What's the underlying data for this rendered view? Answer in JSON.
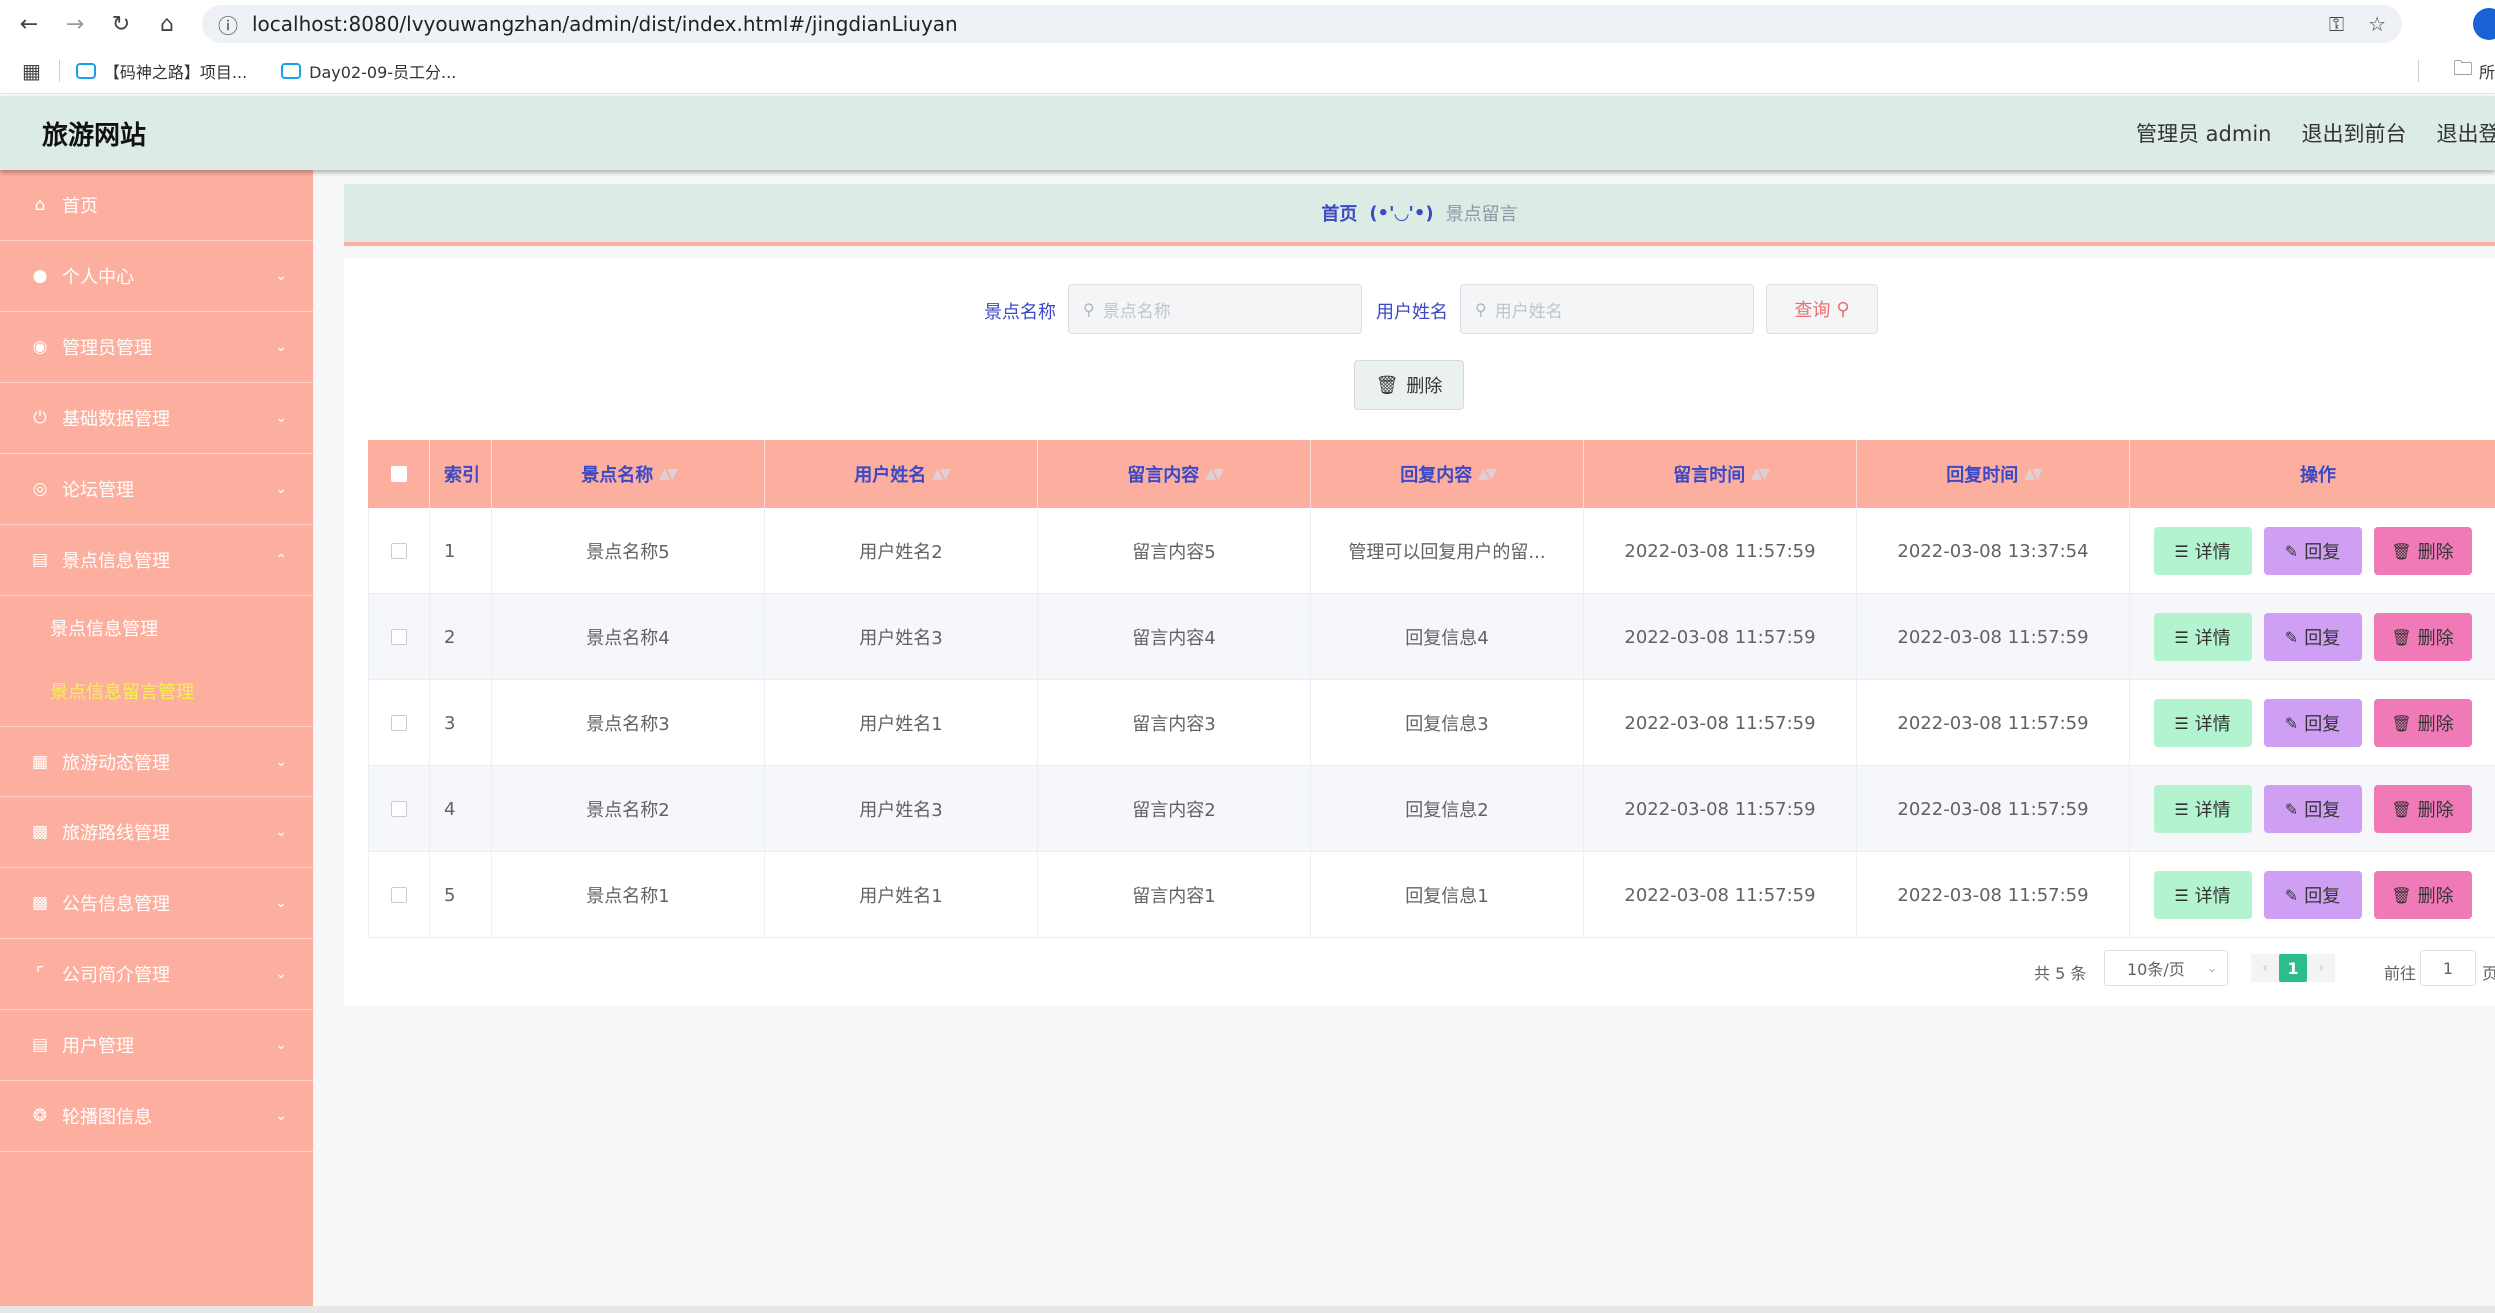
{
  "browser": {
    "url": "localhost:8080/lvyouwangzhan/admin/dist/index.html#/jingdianLiuyan",
    "bookmarks": [
      "【码神之路】项目...",
      "Day02-09-员工分..."
    ],
    "bookmark_right": "所"
  },
  "header": {
    "site_title": "旅游网站",
    "admin_label": "管理员 admin",
    "to_front": "退出到前台",
    "logout": "退出登录"
  },
  "sidebar": {
    "items": [
      {
        "label": "首页",
        "icon": "home-icon"
      },
      {
        "label": "个人中心",
        "icon": "user-icon"
      },
      {
        "label": "管理员管理",
        "icon": "bulb-icon"
      },
      {
        "label": "基础数据管理",
        "icon": "power-icon"
      },
      {
        "label": "论坛管理",
        "icon": "compass-icon"
      },
      {
        "label": "景点信息管理",
        "icon": "clipboard-icon"
      },
      {
        "label": "旅游动态管理",
        "icon": "grid-icon"
      },
      {
        "label": "旅游路线管理",
        "icon": "calendar-icon"
      },
      {
        "label": "公告信息管理",
        "icon": "bar-chart-icon"
      },
      {
        "label": "公司简介管理",
        "icon": "crop-icon"
      },
      {
        "label": "用户管理",
        "icon": "clipboard-check-icon"
      },
      {
        "label": "轮播图信息",
        "icon": "aperture-icon"
      }
    ],
    "sub_items": [
      "景点信息管理",
      "景点信息留言管理"
    ],
    "active_sub": "景点信息留言管理"
  },
  "breadcrumb": {
    "home": "首页",
    "separator": "(•'◡'•)",
    "current": "景点留言"
  },
  "search": {
    "name_label": "景点名称",
    "name_placeholder": "景点名称",
    "user_label": "用户姓名",
    "user_placeholder": "用户姓名",
    "query_label": "查询",
    "delete_label": "删除"
  },
  "table": {
    "columns": [
      "索引",
      "景点名称",
      "用户姓名",
      "留言内容",
      "回复内容",
      "留言时间",
      "回复时间",
      "操作"
    ],
    "rows": [
      [
        "1",
        "景点名称5",
        "用户姓名2",
        "留言内容5",
        "管理可以回复用户的留...",
        "2022-03-08 11:57:59",
        "2022-03-08 13:37:54"
      ],
      [
        "2",
        "景点名称4",
        "用户姓名3",
        "留言内容4",
        "回复信息4",
        "2022-03-08 11:57:59",
        "2022-03-08 11:57:59"
      ],
      [
        "3",
        "景点名称3",
        "用户姓名1",
        "留言内容3",
        "回复信息3",
        "2022-03-08 11:57:59",
        "2022-03-08 11:57:59"
      ],
      [
        "4",
        "景点名称2",
        "用户姓名3",
        "留言内容2",
        "回复信息2",
        "2022-03-08 11:57:59",
        "2022-03-08 11:57:59"
      ],
      [
        "5",
        "景点名称1",
        "用户姓名1",
        "留言内容1",
        "回复信息1",
        "2022-03-08 11:57:59",
        "2022-03-08 11:57:59"
      ]
    ],
    "actions": {
      "detail": "详情",
      "reply": "回复",
      "delete": "删除"
    }
  },
  "pagination": {
    "total": "共 5 条",
    "page_size": "10条/页",
    "current_page": "1",
    "goto_label": "前往",
    "goto_value": "1",
    "page_suffix": "页"
  },
  "colors": {
    "sidebar_bg": "#fdaf9f",
    "header_bg": "#dcebe3",
    "accent_text": "#3b49c6",
    "detail_btn": "#b3f3cf",
    "reply_btn": "#cf9ff4",
    "delete_btn": "#f07ab8",
    "pager_active": "#2bbd8e"
  }
}
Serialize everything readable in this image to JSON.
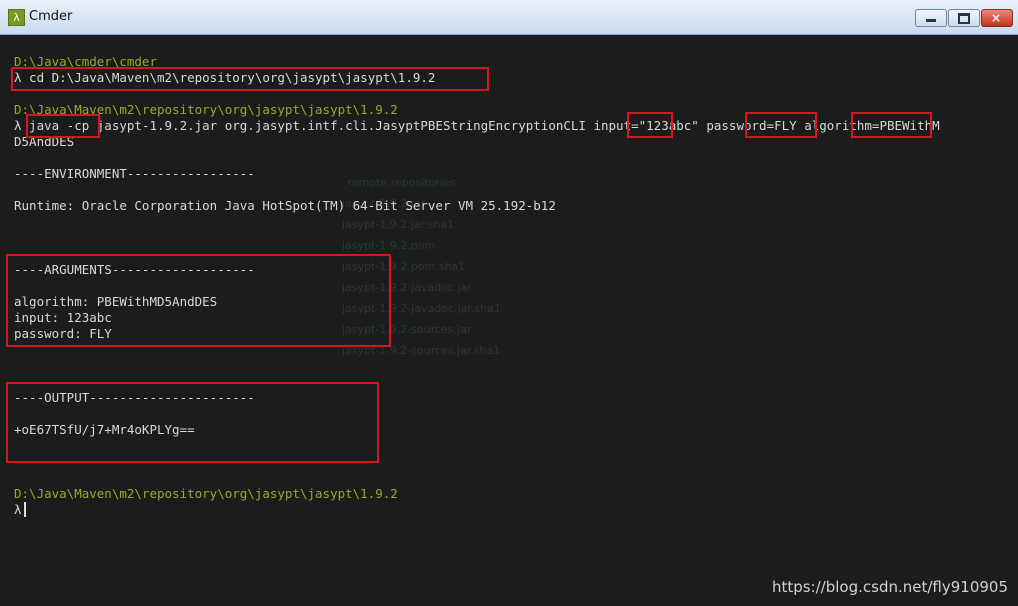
{
  "window": {
    "title": "Cmder",
    "app_icon": "λ"
  },
  "titlebar_buttons": {
    "close_glyph": "×"
  },
  "prompt_symbol": "λ",
  "terminal": {
    "path1": "D:\\Java\\cmder\\cmder",
    "cmd1": "λ cd D:\\Java\\Maven\\m2\\repository\\org\\jasypt\\jasypt\\1.9.2",
    "path2": "D:\\Java\\Maven\\m2\\repository\\org\\jasypt\\jasypt\\1.9.2",
    "cmd2_line1": "λ java -cp jasypt-1.9.2.jar org.jasypt.intf.cli.JasyptPBEStringEncryptionCLI input=\"123abc\" password=FLY algorithm=PBEWithM",
    "cmd2_line2": "D5AndDES",
    "env_header": "----ENVIRONMENT-----------------",
    "runtime": "Runtime: Oracle Corporation Java HotSpot(TM) 64-Bit Server VM 25.192-b12",
    "args_header": "----ARGUMENTS-------------------",
    "arg_algorithm": "algorithm: PBEWithMD5AndDES",
    "arg_input": "input: 123abc",
    "arg_password": "password: FLY",
    "output_header": "----OUTPUT----------------------",
    "output_value": "+oE67TSfU/j7+Mr4oKPLYg==",
    "path3": "D:\\Java\\Maven\\m2\\repository\\org\\jasypt\\jasypt\\1.9.2",
    "prompt": "λ"
  },
  "background_ghost": {
    "files": [
      "_remote.repositories",
      "jasypt-1.9.2.jar",
      "jasypt-1.9.2.jar.sha1",
      "jasypt-1.9.2.pom",
      "jasypt-1.9.2.pom.sha1",
      "jasypt-1.9.2-javadoc.jar",
      "jasypt-1.9.2-javadoc.jar.sha1",
      "jasypt-1.9.2-sources.jar",
      "jasypt-1.9.2-sources.jar.sha1"
    ]
  },
  "watermark": "https://blog.csdn.net/fly910905"
}
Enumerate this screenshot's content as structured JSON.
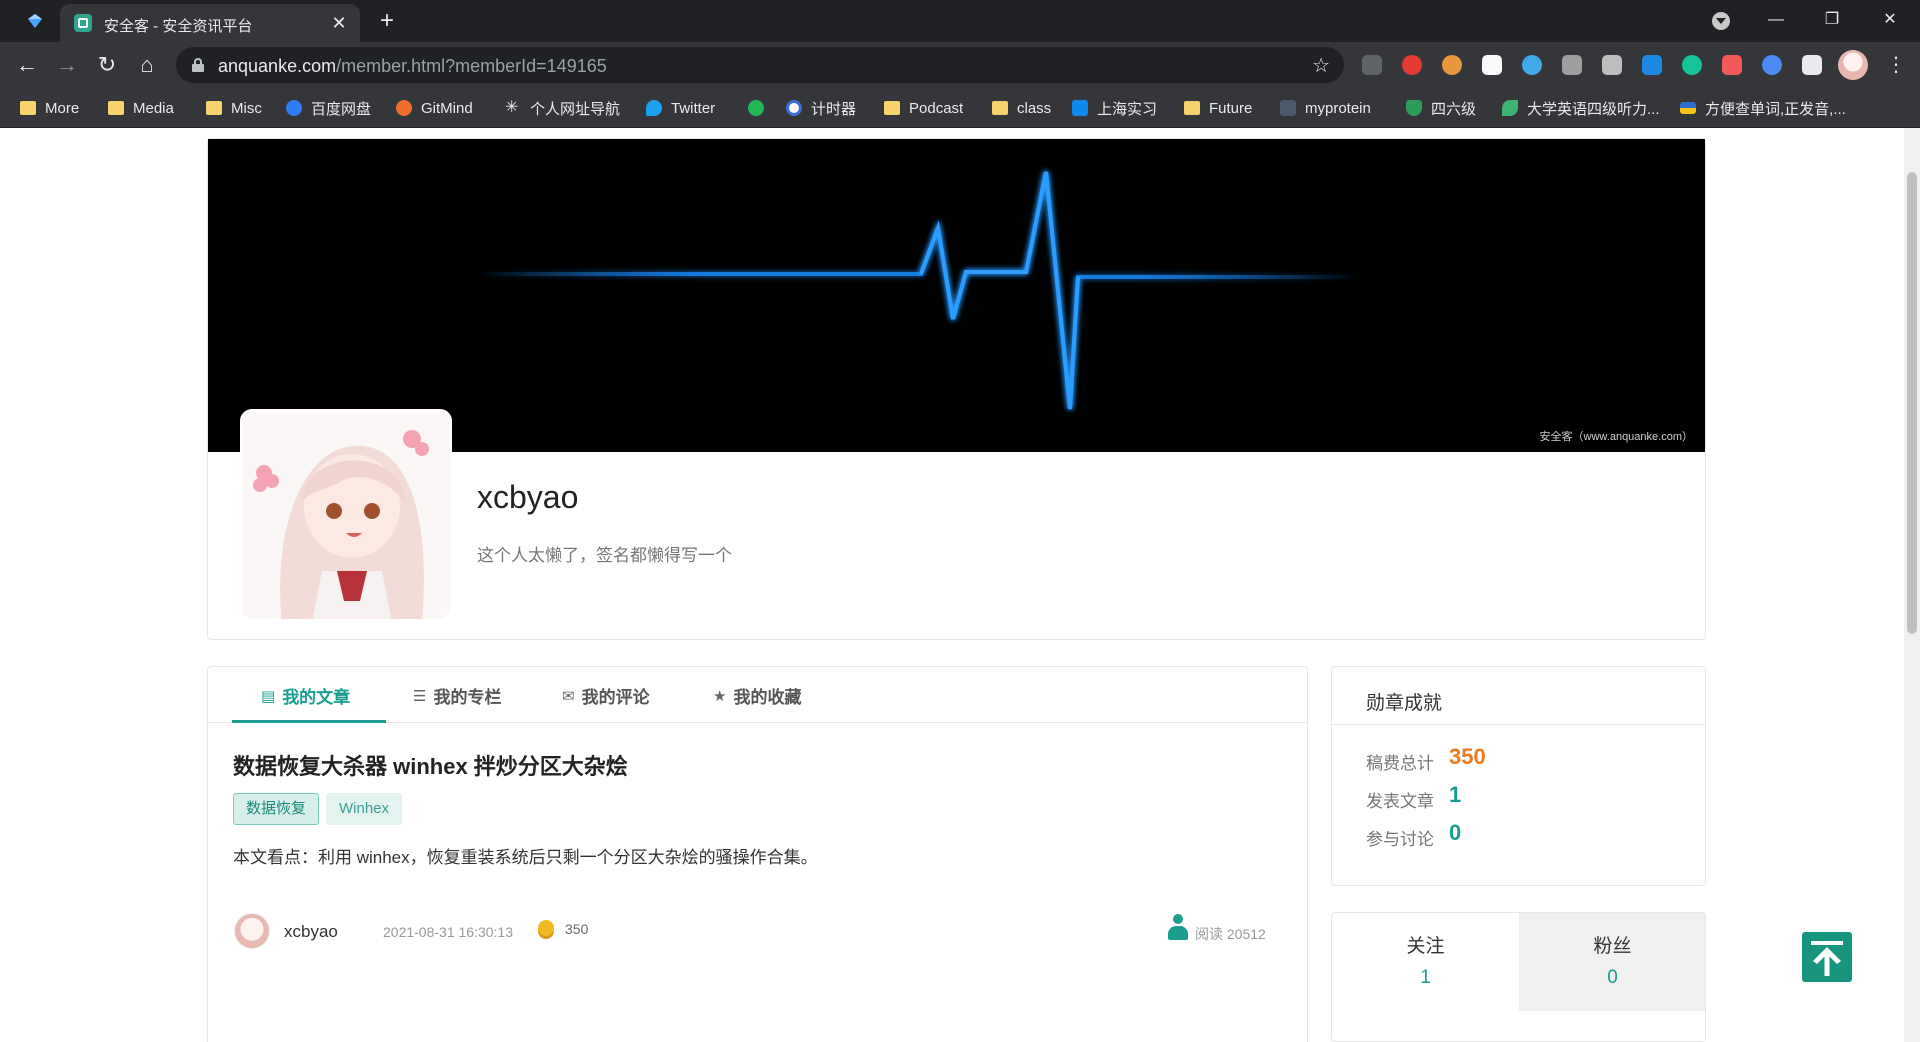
{
  "browser": {
    "tab_title": "安全客 - 安全资讯平台",
    "url_host": "anquanke.com",
    "url_rest": "/member.html?memberId=149165",
    "icons": {
      "back": "back-arrow-icon",
      "forward": "forward-arrow-icon",
      "reload": "reload-icon",
      "home": "home-icon"
    }
  },
  "bookmarks": [
    {
      "label": "More",
      "icon": "folder-icon"
    },
    {
      "label": "Media",
      "icon": "folder-icon"
    },
    {
      "label": "Misc",
      "icon": "folder-icon"
    },
    {
      "label": "百度网盘",
      "icon": "baidu-pan-icon"
    },
    {
      "label": "GitMind",
      "icon": "gitmind-icon"
    },
    {
      "label": "个人网址导航",
      "icon": "snowflake-icon"
    },
    {
      "label": "Twitter",
      "icon": "twitter-icon"
    },
    {
      "label": "",
      "icon": "phone-icon"
    },
    {
      "label": "计时器",
      "icon": "clock-icon"
    },
    {
      "label": "Podcast",
      "icon": "folder-icon"
    },
    {
      "label": "class",
      "icon": "folder-icon"
    },
    {
      "label": "上海实习",
      "icon": "zhihu-icon"
    },
    {
      "label": "Future",
      "icon": "folder-icon"
    },
    {
      "label": "myprotein",
      "icon": "myprotein-icon"
    },
    {
      "label": "四六级",
      "icon": "shield-icon"
    },
    {
      "label": "大学英语四级听力...",
      "icon": "leaf-icon"
    },
    {
      "label": "方便查单词,正发音,...",
      "icon": "flag-icon"
    }
  ],
  "profile": {
    "username": "xcbyao",
    "signature": "这个人太懒了，签名都懒得写一个",
    "banner_watermark": "安全客（www.anquanke.com）"
  },
  "tabs": [
    {
      "label": "我的文章",
      "icon": "article-icon",
      "active": true
    },
    {
      "label": "我的专栏",
      "icon": "list-icon",
      "active": false
    },
    {
      "label": "我的评论",
      "icon": "comment-icon",
      "active": false
    },
    {
      "label": "我的收藏",
      "icon": "star-icon",
      "active": false
    }
  ],
  "article": {
    "title": "数据恢复大杀器 winhex 拌炒分区大杂烩",
    "tags": [
      "数据恢复",
      "Winhex"
    ],
    "summary": "本文看点：利用 winhex，恢复重装系统后只剩一个分区大杂烩的骚操作合集。",
    "author": "xcbyao",
    "time": "2021-08-31 16:30:13",
    "coins": "350",
    "reads": "阅读 20512"
  },
  "achievements": {
    "title": "勋章成就",
    "items": [
      {
        "label": "稿费总计",
        "value": "350",
        "color": "#f07a1a"
      },
      {
        "label": "发表文章",
        "value": "1",
        "color": "#1a9e8f"
      },
      {
        "label": "参与讨论",
        "value": "0",
        "color": "#1a9e8f"
      }
    ]
  },
  "follow": {
    "following_label": "关注",
    "following_count": "1",
    "fans_label": "粉丝",
    "fans_count": "0"
  },
  "colors": {
    "accent": "#1a9e8f",
    "fee": "#f07a1a",
    "banner_line": "#1a8cff"
  }
}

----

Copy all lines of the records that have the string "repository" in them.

[EXPECTED ANSWER]:
    "cmd1": "λ cd D:\\Java\\Maven\\m2\\repository\\org\\jasypt\\jasypt\\1.9.2",
    "path2": "D:\\Java\\Maven\\m2\\repository\\org\\jasypt\\jasypt\\1.9.2",
    "path3": "D:\\Java\\Maven\\m2\\repository\\org\\jasypt\\jasypt\\1.9.2",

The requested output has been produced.